═════ INFORMATION SUPPLIED ═════

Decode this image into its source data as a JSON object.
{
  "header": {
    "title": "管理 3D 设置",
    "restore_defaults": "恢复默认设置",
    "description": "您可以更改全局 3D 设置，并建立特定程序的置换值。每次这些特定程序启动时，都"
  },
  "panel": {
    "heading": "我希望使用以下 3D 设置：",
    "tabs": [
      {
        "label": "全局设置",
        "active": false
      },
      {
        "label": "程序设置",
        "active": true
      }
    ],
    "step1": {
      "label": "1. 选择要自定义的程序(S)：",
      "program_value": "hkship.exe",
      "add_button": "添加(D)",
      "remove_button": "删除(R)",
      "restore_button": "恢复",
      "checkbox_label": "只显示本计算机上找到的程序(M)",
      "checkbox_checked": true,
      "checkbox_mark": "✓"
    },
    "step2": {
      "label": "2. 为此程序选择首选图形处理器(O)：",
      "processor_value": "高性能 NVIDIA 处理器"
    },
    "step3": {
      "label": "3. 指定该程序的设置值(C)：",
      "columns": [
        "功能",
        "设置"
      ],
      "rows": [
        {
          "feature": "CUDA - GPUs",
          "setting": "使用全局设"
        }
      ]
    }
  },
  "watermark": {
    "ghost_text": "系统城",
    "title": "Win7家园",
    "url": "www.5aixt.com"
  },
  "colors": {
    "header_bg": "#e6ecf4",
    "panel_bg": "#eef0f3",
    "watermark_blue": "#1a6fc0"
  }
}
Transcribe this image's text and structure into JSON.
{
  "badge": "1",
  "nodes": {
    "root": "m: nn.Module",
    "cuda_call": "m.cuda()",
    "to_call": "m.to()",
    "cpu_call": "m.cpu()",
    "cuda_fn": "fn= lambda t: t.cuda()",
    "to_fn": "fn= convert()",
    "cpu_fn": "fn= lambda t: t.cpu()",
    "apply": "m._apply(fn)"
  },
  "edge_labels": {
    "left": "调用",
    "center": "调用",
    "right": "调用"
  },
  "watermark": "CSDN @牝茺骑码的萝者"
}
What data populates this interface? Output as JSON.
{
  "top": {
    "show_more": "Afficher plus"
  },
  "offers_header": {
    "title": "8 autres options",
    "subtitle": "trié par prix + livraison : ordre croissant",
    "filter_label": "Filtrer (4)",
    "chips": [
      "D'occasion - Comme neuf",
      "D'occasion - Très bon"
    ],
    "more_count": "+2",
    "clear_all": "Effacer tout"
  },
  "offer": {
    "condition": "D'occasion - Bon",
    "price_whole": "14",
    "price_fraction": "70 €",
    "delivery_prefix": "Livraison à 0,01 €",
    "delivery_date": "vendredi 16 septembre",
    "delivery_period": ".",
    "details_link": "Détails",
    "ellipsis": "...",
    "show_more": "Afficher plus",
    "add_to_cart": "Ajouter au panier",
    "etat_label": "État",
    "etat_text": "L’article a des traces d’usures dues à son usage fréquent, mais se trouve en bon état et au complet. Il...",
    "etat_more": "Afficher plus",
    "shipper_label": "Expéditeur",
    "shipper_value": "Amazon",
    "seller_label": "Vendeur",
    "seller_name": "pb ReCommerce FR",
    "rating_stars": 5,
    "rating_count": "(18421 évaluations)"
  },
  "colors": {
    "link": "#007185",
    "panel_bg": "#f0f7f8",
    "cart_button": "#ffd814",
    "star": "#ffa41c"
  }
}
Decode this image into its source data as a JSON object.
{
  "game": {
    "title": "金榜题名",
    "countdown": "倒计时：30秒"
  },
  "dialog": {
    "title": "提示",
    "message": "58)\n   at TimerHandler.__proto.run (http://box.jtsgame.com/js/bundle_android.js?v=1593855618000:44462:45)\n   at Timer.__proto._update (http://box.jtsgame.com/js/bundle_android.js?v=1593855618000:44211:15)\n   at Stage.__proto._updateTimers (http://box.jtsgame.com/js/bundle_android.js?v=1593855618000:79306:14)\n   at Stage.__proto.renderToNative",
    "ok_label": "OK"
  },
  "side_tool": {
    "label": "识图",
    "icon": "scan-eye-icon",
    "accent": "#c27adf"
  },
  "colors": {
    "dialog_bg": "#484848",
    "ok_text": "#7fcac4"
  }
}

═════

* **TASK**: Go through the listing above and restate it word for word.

* **COMPLETED EXERCISE**:
Decode this image into its source data as a JSON object.
{
  "header": {
    "title": "管理 3D 设置",
    "restore_defaults": "恢复默认设置",
    "description": "您可以更改全局 3D 设置，并建立特定程序的置换值。每次这些特定程序启动时，都"
  },
  "panel": {
    "heading": "我希望使用以下 3D 设置：",
    "tabs": [
      {
        "label": "全局设置",
        "active": false
      },
      {
        "label": "程序设置",
        "active": true
      }
    ],
    "step1": {
      "label": "1. 选择要自定义的程序(S)：",
      "program_value": "hkship.exe",
      "add_button": "添加(D)",
      "remove_button": "删除(R)",
      "restore_button": "恢复",
      "checkbox_label": "只显示本计算机上找到的程序(M)",
      "checkbox_checked": true,
      "checkbox_mark": "✓"
    },
    "step2": {
      "label": "2. 为此程序选择首选图形处理器(O)：",
      "processor_value": "高性能 NVIDIA 处理器"
    },
    "step3": {
      "label": "3. 指定该程序的设置值(C)：",
      "columns": [
        "功能",
        "设置"
      ],
      "rows": [
        {
          "feature": "CUDA - GPUs",
          "setting": "使用全局设"
        }
      ]
    }
  },
  "watermark": {
    "ghost_text": "系统城",
    "title": "Win7家园",
    "url": "www.5aixt.com"
  },
  "colors": {
    "header_bg": "#e6ecf4",
    "panel_bg": "#eef0f3",
    "watermark_blue": "#1a6fc0"
  }
}
Transcribe this image's text and structure into JSON.
{
  "badge": "1",
  "nodes": {
    "root": "m: nn.Module",
    "cuda_call": "m.cuda()",
    "to_call": "m.to()",
    "cpu_call": "m.cpu()",
    "cuda_fn": "fn= lambda t: t.cuda()",
    "to_fn": "fn= convert()",
    "cpu_fn": "fn= lambda t: t.cpu()",
    "apply": "m._apply(fn)"
  },
  "edge_labels": {
    "left": "调用",
    "center": "调用",
    "right": "调用"
  },
  "watermark": "CSDN @牝茺骑码的萝者"
}
What data populates this interface? Output as JSON.
{
  "top": {
    "show_more": "Afficher plus"
  },
  "offers_header": {
    "title": "8 autres options",
    "subtitle": "trié par prix + livraison : ordre croissant",
    "filter_label": "Filtrer (4)",
    "chips": [
      "D'occasion - Comme neuf",
      "D'occasion - Très bon"
    ],
    "more_count": "+2",
    "clear_all": "Effacer tout"
  },
  "offer": {
    "condition": "D'occasion - Bon",
    "price_whole": "14",
    "price_fraction": "70 €",
    "delivery_prefix": "Livraison à 0,01 €",
    "delivery_date": "vendredi 16 septembre",
    "delivery_period": ".",
    "details_link": "Détails",
    "ellipsis": "...",
    "show_more": "Afficher plus",
    "add_to_cart": "Ajouter au panier",
    "etat_label": "État",
    "etat_text": "L’article a des traces d’usures dues à son usage fréquent, mais se trouve en bon état et au complet. Il...",
    "etat_more": "Afficher plus",
    "shipper_label": "Expéditeur",
    "shipper_value": "Amazon",
    "seller_label": "Vendeur",
    "seller_name": "pb ReCommerce FR",
    "rating_stars": 5,
    "rating_count": "(18421 évaluations)"
  },
  "colors": {
    "link": "#007185",
    "panel_bg": "#f0f7f8",
    "cart_button": "#ffd814",
    "star": "#ffa41c"
  }
}
Decode this image into its source data as a JSON object.
{
  "game": {
    "title": "金榜题名",
    "countdown": "倒计时：30秒"
  },
  "dialog": {
    "title": "提示",
    "message": "58)\n   at TimerHandler.__proto.run (http://box.jtsgame.com/js/bundle_android.js?v=1593855618000:44462:45)\n   at Timer.__proto._update (http://box.jtsgame.com/js/bundle_android.js?v=1593855618000:44211:15)\n   at Stage.__proto._updateTimers (http://box.jtsgame.com/js/bundle_android.js?v=1593855618000:79306:14)\n   at Stage.__proto.renderToNative",
    "ok_label": "OK"
  },
  "side_tool": {
    "label": "识图",
    "icon": "scan-eye-icon",
    "accent": "#c27adf"
  },
  "colors": {
    "dialog_bg": "#484848",
    "ok_text": "#7fcac4"
  }
}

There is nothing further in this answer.